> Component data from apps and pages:
———
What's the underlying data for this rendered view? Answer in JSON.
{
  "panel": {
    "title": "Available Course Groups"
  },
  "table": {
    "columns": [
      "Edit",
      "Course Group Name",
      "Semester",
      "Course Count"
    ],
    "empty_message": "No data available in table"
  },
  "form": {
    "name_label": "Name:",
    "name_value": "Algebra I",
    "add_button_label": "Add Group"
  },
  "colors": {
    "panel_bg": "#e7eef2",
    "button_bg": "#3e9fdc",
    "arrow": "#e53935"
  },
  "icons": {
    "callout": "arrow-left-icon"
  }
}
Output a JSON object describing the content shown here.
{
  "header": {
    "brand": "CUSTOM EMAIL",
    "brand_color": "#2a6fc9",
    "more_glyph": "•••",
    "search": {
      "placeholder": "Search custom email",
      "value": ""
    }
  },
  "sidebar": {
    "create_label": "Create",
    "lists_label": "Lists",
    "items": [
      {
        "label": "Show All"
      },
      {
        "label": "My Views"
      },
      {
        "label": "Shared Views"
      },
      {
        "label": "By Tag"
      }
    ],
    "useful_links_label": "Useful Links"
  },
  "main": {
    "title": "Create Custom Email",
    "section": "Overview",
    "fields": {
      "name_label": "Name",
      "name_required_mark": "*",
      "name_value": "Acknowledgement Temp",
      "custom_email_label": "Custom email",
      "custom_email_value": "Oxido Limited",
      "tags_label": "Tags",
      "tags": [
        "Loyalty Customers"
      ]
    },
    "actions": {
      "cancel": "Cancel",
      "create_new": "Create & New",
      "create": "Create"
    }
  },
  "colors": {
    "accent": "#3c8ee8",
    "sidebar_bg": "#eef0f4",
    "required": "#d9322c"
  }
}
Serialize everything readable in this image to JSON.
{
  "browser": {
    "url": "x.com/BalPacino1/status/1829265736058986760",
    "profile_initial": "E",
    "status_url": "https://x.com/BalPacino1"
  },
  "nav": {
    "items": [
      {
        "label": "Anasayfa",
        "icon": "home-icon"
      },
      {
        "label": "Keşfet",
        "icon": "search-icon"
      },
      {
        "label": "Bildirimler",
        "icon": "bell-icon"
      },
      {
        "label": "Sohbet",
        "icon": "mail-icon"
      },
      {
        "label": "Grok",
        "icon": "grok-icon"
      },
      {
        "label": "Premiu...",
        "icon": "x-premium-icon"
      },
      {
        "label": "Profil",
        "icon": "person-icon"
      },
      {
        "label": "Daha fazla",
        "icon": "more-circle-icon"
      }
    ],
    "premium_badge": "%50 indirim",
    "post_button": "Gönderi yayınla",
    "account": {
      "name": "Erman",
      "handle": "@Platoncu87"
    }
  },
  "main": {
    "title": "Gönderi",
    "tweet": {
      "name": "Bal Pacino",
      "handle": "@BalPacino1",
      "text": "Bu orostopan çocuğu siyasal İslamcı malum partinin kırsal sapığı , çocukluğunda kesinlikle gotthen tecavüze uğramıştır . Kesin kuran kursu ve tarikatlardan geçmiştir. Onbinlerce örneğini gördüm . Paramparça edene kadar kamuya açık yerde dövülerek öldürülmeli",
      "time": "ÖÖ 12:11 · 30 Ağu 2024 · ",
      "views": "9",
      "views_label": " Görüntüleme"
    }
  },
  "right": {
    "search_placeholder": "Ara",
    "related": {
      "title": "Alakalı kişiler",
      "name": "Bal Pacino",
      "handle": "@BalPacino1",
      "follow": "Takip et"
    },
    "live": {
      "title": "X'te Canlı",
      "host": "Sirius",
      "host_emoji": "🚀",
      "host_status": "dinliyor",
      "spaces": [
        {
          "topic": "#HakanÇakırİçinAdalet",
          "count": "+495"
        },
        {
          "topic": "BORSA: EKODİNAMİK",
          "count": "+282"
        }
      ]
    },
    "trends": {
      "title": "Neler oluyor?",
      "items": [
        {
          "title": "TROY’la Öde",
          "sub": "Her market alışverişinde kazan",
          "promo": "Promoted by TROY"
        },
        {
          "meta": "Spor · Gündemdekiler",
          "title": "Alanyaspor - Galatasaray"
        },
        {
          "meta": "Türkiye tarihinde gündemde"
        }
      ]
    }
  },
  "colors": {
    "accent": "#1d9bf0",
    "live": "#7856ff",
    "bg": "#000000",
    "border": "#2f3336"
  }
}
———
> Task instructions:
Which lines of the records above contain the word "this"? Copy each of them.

> Answer box:
What's the underlying data for this rendered view? Answer in JSON.
Serialize everything readable in this image to JSON.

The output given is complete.